A basic public relations ploy for anyone under fire is to pick a fight with someone who's even more despised. The Senate knows it has a big public relations problem, so it is picking a fight with the PACs - the political-action committees which have become the much-reviled source of millions in campaign funds.
A proposal to abolish PACs is the most-advertised feature of both the Democratic and Republican campaign finance ``reform' bills the Senate will debate in the next month. Abolishing PACs is publicized as the way to cleanse American politics of the corrupting influence of special-interest money. It carries the blessing of President Bush, the Democratic and Republican leaders of the Senate and many other worthies.Other parts of the measures cleared for Senate consideration have substance and merit. But the PAC-ban is a phony, a ringer. It's a decoy that will damage voters' ability to know who's really paying for campaigns while doing little about the problem of making congressional elections more competitive.
PACs were born of an earlier reform - the 1970s version - as a way to bring into the light of cleansing publicity the underground stream of campaign cash that interest groups of all kinds had been pumping into politics from time immemorial. The idea was - and is - a sound one. It lets the press report quickly and precisely the economic and ideological groups that are supporting candidates. It gets that information to voters before they enter the polling place.
The trouble is that the politicians got greedy. As PACs proliferated (there are more than 4,600 of them now), incumbents found it easier and easier to put the arm on the PACs for campaign funds, rather than bother their own constituents with appeals for funds.
Last year, PACs gave almost eight dollars to incumbents for every dollar they offered a challenger. Many of those PACs are tied to organizations which have legislative business before Congress. They favor those in a position to help them now. Thus, the PACs contribute significantly to the biggest problem in the campaign finance system - the glaring inequality of resources between incumbents and challengers.
The logical way to deal with this problem is to limit the amount of money any candidate can accept from PACs. That would really diminish the incumbents' advantage. But instead of imposing that discipline on themselves, the sponsors of both the Democratic and Republican versions of the Senate campaign finance bill purport to put the PACs out of business.

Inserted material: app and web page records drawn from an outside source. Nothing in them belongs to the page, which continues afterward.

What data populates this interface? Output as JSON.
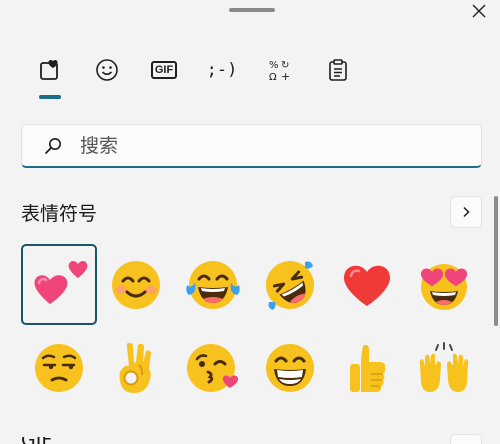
{
  "window": {
    "close_icon": "close-icon"
  },
  "tabs": [
    {
      "name": "emoji",
      "icon": "heart-emoji-icon",
      "selected": true
    },
    {
      "name": "kaomoji-smile",
      "icon": "smiley-icon",
      "selected": false
    },
    {
      "name": "gif",
      "label": "GIF",
      "icon": "gif-icon",
      "selected": false
    },
    {
      "name": "kaomoji",
      "label": ";-)",
      "icon": "kaomoji-icon",
      "selected": false
    },
    {
      "name": "symbols",
      "label": "%↻Ω+",
      "icon": "symbols-icon",
      "selected": false
    },
    {
      "name": "clipboard",
      "icon": "clipboard-icon",
      "selected": false
    }
  ],
  "search": {
    "placeholder": "搜索",
    "value": ""
  },
  "section": {
    "title": "表情符号",
    "next_icon": "chevron-right-icon"
  },
  "emojis": [
    {
      "name": "two-hearts",
      "selected": true
    },
    {
      "name": "smiling-face"
    },
    {
      "name": "face-with-tears-of-joy"
    },
    {
      "name": "rolling-on-floor-laughing"
    },
    {
      "name": "red-heart"
    },
    {
      "name": "heart-eyes"
    },
    {
      "name": "unamused-face"
    },
    {
      "name": "ok-hand"
    },
    {
      "name": "face-blowing-kiss"
    },
    {
      "name": "grinning-face"
    },
    {
      "name": "thumbs-up"
    },
    {
      "name": "raising-hands"
    }
  ],
  "next_section": {
    "title": "GIF"
  },
  "colors": {
    "accent": "#1a6e86",
    "background": "#f3f3f3",
    "emoji_yellow": "#f7c11e",
    "heart_red": "#f03a3a",
    "pink": "#f0457a"
  }
}
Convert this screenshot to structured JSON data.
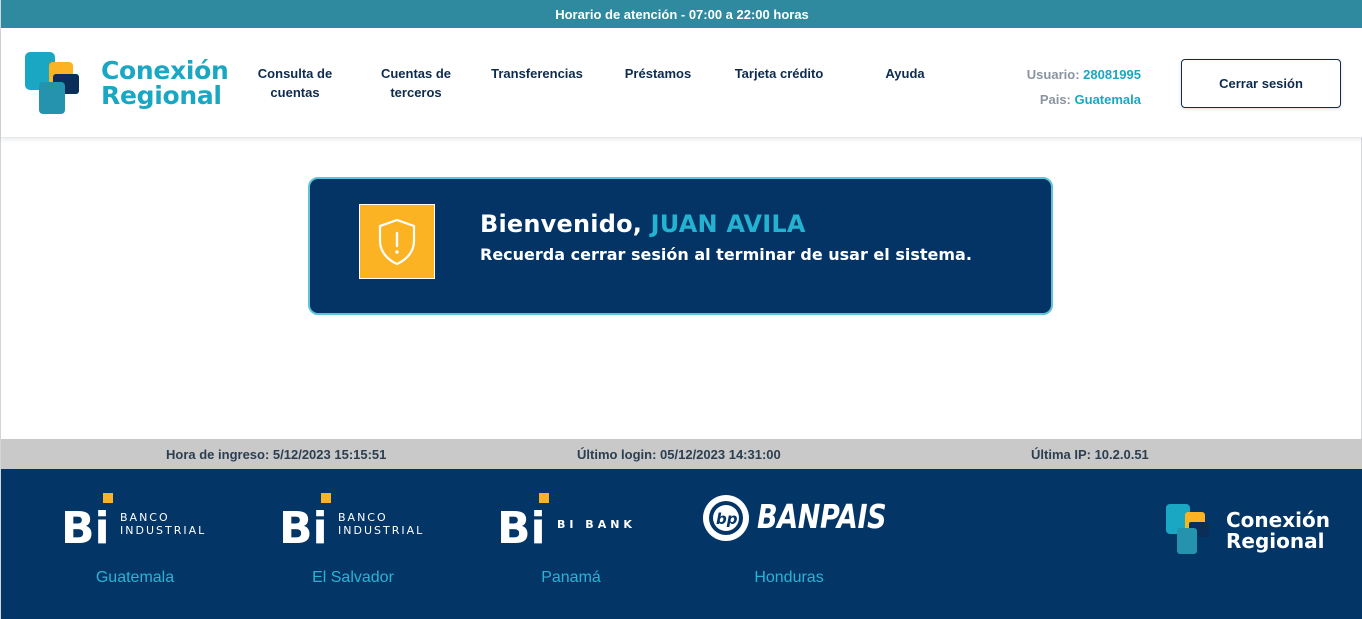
{
  "top_strip": {
    "text": "Horario de atención - 07:00 a 22:00 horas"
  },
  "header": {
    "logo": {
      "line1": "Conexión",
      "line2": "Regional"
    },
    "nav": [
      {
        "line1": "Consulta de",
        "line2": "cuentas"
      },
      {
        "line1": "Cuentas de",
        "line2": "terceros"
      },
      {
        "line1": "Transferencias",
        "line2": ""
      },
      {
        "line1": "Préstamos",
        "line2": ""
      },
      {
        "line1": "Tarjeta crédito",
        "line2": ""
      },
      {
        "line1": "Ayuda",
        "line2": ""
      }
    ],
    "user": {
      "label": "Usuario:",
      "value": "28081995"
    },
    "country": {
      "label": "Pais:",
      "value": "Guatemala"
    },
    "logout_label": "Cerrar sesión"
  },
  "welcome": {
    "greeting": "Bienvenido,",
    "name": "JUAN AVILA",
    "message": "Recuerda cerrar sesión al terminar de usar el sistema.",
    "icon": "shield-alert-icon"
  },
  "info_bar": {
    "login_time": "Hora de ingreso: 5/12/2023 15:15:51",
    "last_login": "Último login: 05/12/2023 14:31:00",
    "last_ip": "Última IP: 10.2.0.51"
  },
  "footer": {
    "banks": [
      {
        "brand_line1": "BANCO",
        "brand_line2": "INDUSTRIAL",
        "country": "Guatemala",
        "icon": "bi-logo-icon"
      },
      {
        "brand_line1": "BANCO",
        "brand_line2": "INDUSTRIAL",
        "country": "El Salvador",
        "icon": "bi-logo-icon"
      },
      {
        "brand_line1": "BI  BANK",
        "brand_line2": "",
        "country": "Panamá",
        "icon": "bi-logo-icon"
      },
      {
        "brand_line1": "BANPAIS",
        "brand_line2": "",
        "country": "Honduras",
        "icon": "banpais-logo-icon"
      }
    ],
    "logo": {
      "line1": "Conexión",
      "line2": "Regional"
    }
  },
  "colors": {
    "brand_dark": "#043466",
    "brand_cyan": "#1aa7c4",
    "accent_yellow": "#fbb324",
    "strip_teal": "#2f8aa0"
  }
}
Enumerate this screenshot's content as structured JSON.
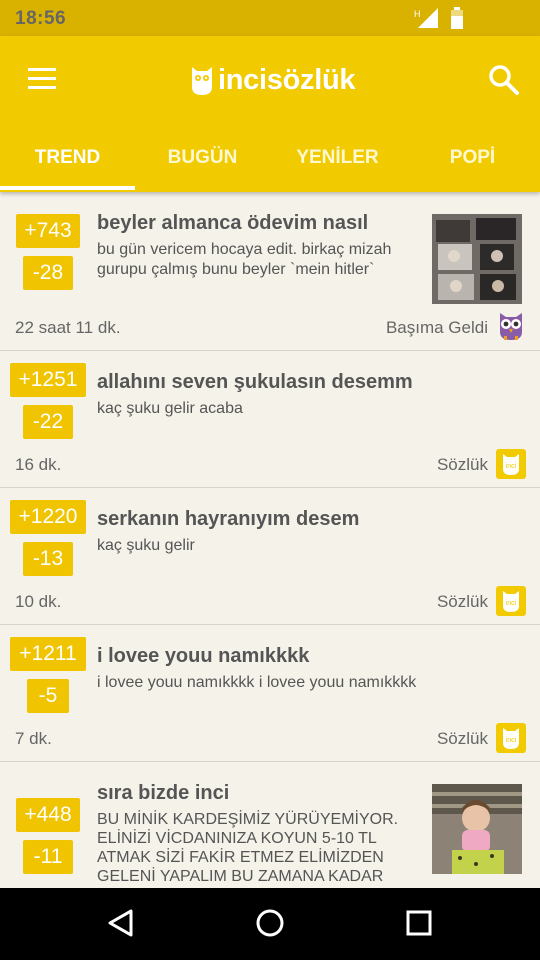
{
  "status": {
    "time": "18:56",
    "network": "H"
  },
  "app": {
    "logo_text": "incisözlük"
  },
  "tabs": [
    "TREND",
    "BUGÜN",
    "YENİLER",
    "POPİ"
  ],
  "entries": [
    {
      "up": "+743",
      "down": "-28",
      "title": "beyler almanca ödevim nasıl",
      "excerpt": [
        "bu gün vericem hocaya edit. birkaç mizah",
        "gurupu çalmış bunu beyler `mein hitler`"
      ],
      "time": "22 saat 11 dk.",
      "category": "Başıma Geldi",
      "category_icon": "owl-purple-icon",
      "has_thumb": true
    },
    {
      "up": "+1251",
      "down": "-22",
      "title": "allahını seven şukulasın desemm",
      "excerpt": [
        "kaç şuku gelir acaba"
      ],
      "time": "16 dk.",
      "category": "Sözlük",
      "category_icon": "inci-logo-icon",
      "has_thumb": false
    },
    {
      "up": "+1220",
      "down": "-13",
      "title": "serkanın hayranıyım desem",
      "excerpt": [
        "kaç şuku gelir"
      ],
      "time": "10 dk.",
      "category": "Sözlük",
      "category_icon": "inci-logo-icon",
      "has_thumb": false
    },
    {
      "up": "+1211",
      "down": "-5",
      "title": "i lovee youu namıkkkk",
      "excerpt": [
        "i lovee youu namıkkkk i lovee youu namıkkkk"
      ],
      "time": "7 dk.",
      "category": "Sözlük",
      "category_icon": "inci-logo-icon",
      "has_thumb": false
    },
    {
      "up": "+448",
      "down": "-11",
      "title": "sıra bizde inci",
      "excerpt": [
        "BU MİNİK KARDEŞİMİZ YÜRÜYEMİYOR.",
        "ELİNİZİ VİCDANINIZA KOYUN 5-10 TL",
        "ATMAK SİZİ FAKİR ETMEZ ELİMİZDEN",
        "GELENİ YAPALIM BU ZAMANA KADAR"
      ],
      "time": "",
      "category": "",
      "category_icon": "",
      "has_thumb": true
    }
  ]
}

Only if the courts rule that banning PACs violates the First Amendment protections for freedom of association and expression would the Senate bills trigger a backup mechanism slicing PAC contributions from $5,000 to $1,000 and limiting the amount of money a candidate can take from PACs.
Although President Bush publicly encourages the ban-the-PACs hypocrisy, only the naive would believe that auto workers, Realtors, insurance agents or environmentalists would retire to the political sidelines if their PACs were abolished. They would simply find other, less accountable ways to play in the game.
The Senate bills contain useful ideas about reducing the expense of campaigns. But as long as there are costs to political communication in a mass society like ours, some of the money will have to come from people who are pushing political agendas of their own. The way to deal with this reality is to channel that money through organizations that are highly visible, i.e. PACs.
Candidates who decline PAC funds are not thereby freed from any obligation to individuals with economic or ideological interests. Studies of their contributors' lists turn up thousands of contributors and millions of dollars linked to interests. But the cumbersome research denies this information to voters before Election Day.
Eliminating PACs might or might not reduce the incumbents' edge in collecting interest-group money. They would still have easier access to contributors than most challengers.
The surest way to get more resources to under-financed challengers is to increase the limits on what the two parties can give to those candidates - something that only the Republicans are proposing in the Senate. The political parties are the only organizations that have a built-in interest in unseating the other side's incumbents. In a political game that is ruthlessly stacked in the incumbents' favor, real reform lies in empowering the parties - not pretending to abolish PACs.